I try to capitalize on the power of taking pictures not only as an evidence of students’ engagement and celebration of their achievements but also as a learning tool. Printing out and displaying photographs of important daily moments/events/achievements and talking about these help students make sense of the information and memorize words and phrases better by ‘revisiting’ the moments of learning. Along with our days of the week board, I have made a corresponding album section where prominent events during the respective day are displayed. I collect all printed photographs and make them available for the kids. At small groups they revisit these memories by talking about what’s happening in the photographs.
As an example, we were learning words with the letter A and then paid a visit to the nearby park where one of the students found an ant. I captured this moment, printed out the picture and displayed it as a memory of what we did on that Thursday. During the remaining of the week, students kept on remembering and talking about the experience.
Another way of helping children better understand the sequence of events is by involving them in the classroom routine. Once children learn the name for each part of the daily routine, they are ready to take part in its sequence. The teacher’s helper for the day is in charge of the classroom routine board. He or she arranges the board and announces when a certain activity is over and what comes after. This helps children begin to make choices and see alternatives throughout the day.

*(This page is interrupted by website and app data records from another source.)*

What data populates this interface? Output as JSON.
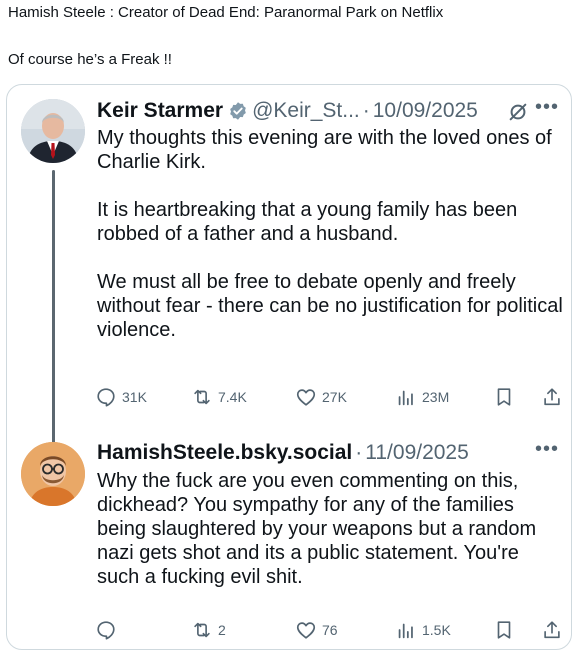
{
  "post": {
    "line1": "Hamish Steele : Creator of Dead End: Paranormal Park on Netflix",
    "line2": "Of course he’s a Freak !!"
  },
  "tweets": [
    {
      "name": "Keir Starmer",
      "handle": "@Keir_St...",
      "separator": "·",
      "date": "10/09/2025",
      "verified": true,
      "badge_color": "#829aab",
      "paragraphs": [
        "My thoughts this evening are with the loved ones of Charlie Kirk.",
        "It is heartbreaking that a young family has been robbed of a father and a husband.",
        "We must all be free to debate openly and freely without fear - there can be no justification for political violence."
      ],
      "more_icon": "more-horizontal-icon",
      "stats": {
        "replies": "31K",
        "reposts": "7.4K",
        "likes": "27K",
        "views": "23M"
      }
    },
    {
      "name": "HamishSteele.bsky.social",
      "separator": "·",
      "date": "11/09/2025",
      "paragraphs": [
        "Why the fuck are you even commenting on this, dickhead? You sympathy for any of the families being slaughtered by your weapons but a random nazi gets shot and its a public statement. You're such a fucking evil shit."
      ],
      "more_icon": "more-horizontal-icon",
      "stats": {
        "replies": "",
        "reposts": "2",
        "likes": "76",
        "views": "1.5K"
      }
    }
  ],
  "colors": {
    "text": "#0f1419",
    "secondary": "#536471",
    "border": "#cfd9de",
    "thread_line": "#5b6770"
  }
}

Last, teachers must be very weary about clutter and bombarding kids with unnecessary visuals. As with everything else, simple is best. It is quite tempting to adorn everything with cute decorations especially when working with early age kids. Nevertheless, if these decorations don’t carry any significant educational or emotional benefit, then they only distract the children and shift their focus from what matters. Position important things at children’s eye level. Exhibit only information that is relevant to the children and their learning. Aim for complementing visual with auditory information so that children can make connections.